Activity: Copy each line of the records below that has "open" in it.

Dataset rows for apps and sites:

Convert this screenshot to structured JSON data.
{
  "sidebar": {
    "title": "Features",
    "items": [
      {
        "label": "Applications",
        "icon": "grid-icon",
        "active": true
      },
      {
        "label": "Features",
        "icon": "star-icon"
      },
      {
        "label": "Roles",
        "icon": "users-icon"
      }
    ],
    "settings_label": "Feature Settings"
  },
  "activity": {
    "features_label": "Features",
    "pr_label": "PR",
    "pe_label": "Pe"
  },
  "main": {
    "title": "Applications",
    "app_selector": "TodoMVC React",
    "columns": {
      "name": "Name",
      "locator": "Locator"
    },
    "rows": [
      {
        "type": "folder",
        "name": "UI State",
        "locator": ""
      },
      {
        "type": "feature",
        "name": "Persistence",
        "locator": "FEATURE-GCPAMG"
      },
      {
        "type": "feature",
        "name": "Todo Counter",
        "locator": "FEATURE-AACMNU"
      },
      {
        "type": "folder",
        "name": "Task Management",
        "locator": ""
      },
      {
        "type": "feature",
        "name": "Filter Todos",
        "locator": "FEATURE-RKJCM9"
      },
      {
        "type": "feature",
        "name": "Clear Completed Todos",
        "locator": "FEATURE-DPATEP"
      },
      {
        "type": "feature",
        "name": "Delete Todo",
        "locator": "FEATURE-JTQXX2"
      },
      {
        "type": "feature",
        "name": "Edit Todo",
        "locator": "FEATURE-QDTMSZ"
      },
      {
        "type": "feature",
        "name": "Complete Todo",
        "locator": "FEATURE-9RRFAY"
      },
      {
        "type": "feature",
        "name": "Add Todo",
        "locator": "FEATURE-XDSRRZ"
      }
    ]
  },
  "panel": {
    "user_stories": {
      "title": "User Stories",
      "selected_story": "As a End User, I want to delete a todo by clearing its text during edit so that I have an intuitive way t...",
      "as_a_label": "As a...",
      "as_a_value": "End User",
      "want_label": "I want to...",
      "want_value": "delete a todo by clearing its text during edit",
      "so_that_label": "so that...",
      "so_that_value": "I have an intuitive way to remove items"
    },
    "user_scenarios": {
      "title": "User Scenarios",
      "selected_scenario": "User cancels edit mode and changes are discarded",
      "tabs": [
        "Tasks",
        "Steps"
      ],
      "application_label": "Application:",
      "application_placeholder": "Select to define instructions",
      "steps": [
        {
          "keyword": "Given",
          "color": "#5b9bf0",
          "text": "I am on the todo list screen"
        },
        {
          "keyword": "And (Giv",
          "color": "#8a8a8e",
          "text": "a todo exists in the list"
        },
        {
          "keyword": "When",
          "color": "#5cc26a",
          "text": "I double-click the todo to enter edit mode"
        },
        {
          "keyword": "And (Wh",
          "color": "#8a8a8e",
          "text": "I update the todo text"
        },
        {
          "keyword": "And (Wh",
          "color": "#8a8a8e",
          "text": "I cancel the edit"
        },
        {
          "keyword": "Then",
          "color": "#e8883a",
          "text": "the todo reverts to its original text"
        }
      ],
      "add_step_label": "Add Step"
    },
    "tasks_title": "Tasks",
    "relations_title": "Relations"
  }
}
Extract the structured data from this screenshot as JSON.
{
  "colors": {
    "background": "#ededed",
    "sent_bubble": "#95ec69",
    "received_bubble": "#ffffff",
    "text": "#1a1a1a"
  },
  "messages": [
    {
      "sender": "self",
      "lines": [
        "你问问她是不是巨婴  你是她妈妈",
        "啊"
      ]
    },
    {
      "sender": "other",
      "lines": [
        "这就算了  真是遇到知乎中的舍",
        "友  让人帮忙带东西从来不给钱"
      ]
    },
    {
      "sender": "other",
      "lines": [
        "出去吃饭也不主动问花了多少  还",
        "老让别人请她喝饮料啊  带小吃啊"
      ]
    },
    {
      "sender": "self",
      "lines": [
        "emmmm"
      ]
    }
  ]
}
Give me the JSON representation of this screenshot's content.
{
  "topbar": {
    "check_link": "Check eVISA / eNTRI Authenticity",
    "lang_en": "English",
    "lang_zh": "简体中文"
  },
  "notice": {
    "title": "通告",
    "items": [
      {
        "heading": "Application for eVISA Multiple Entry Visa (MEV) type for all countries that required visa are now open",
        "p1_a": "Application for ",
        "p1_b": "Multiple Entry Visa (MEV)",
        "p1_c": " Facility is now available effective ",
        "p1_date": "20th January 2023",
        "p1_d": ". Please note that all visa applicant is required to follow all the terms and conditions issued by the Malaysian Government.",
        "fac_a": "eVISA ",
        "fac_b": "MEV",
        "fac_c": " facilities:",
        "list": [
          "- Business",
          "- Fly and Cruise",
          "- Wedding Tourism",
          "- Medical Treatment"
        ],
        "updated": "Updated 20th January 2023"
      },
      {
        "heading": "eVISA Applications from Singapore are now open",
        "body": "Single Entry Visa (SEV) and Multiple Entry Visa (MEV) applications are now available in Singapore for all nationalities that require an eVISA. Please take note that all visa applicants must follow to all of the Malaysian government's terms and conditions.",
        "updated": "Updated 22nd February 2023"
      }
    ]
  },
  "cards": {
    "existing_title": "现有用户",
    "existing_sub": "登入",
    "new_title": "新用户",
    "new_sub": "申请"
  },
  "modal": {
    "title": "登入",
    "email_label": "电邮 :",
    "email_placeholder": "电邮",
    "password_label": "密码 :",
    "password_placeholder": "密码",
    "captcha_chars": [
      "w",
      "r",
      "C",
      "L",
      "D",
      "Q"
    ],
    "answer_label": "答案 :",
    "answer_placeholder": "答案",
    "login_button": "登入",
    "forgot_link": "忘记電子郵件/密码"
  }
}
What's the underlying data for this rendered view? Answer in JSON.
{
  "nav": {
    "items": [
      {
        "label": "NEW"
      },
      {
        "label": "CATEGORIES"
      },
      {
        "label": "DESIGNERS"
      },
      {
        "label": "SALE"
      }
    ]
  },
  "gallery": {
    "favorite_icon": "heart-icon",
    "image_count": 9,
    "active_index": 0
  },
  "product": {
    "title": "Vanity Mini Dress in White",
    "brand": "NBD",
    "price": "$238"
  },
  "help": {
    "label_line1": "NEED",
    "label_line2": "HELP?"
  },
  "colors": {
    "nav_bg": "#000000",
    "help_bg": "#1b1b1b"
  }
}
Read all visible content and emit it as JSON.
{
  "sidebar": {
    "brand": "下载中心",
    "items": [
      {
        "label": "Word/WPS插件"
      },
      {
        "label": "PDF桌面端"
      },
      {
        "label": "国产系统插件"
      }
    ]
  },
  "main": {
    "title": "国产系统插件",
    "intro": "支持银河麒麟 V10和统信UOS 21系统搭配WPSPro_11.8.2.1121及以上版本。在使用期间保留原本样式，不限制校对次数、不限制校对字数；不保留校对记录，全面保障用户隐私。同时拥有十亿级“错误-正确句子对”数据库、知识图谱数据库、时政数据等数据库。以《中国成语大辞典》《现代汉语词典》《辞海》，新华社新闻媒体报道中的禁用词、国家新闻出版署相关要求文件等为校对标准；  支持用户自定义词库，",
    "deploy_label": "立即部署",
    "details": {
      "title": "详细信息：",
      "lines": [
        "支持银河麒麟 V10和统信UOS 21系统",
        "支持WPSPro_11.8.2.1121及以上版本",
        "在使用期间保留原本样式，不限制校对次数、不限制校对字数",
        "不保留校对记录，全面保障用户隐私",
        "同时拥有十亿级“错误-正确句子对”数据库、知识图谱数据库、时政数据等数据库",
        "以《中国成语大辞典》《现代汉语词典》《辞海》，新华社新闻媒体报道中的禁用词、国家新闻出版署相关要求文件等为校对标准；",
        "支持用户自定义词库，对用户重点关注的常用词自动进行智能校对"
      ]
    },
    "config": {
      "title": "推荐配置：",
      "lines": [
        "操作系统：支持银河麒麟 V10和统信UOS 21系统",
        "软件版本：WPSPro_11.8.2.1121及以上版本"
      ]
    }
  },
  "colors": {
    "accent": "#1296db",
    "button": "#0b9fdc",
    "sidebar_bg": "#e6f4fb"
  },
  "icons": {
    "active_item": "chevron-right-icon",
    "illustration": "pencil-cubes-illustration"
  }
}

Output below:
        "heading": "Application for eVISA Multiple Entry Visa (MEV) type for all countries that required visa are now open",
        "heading": "eVISA Applications from Singapore are now open",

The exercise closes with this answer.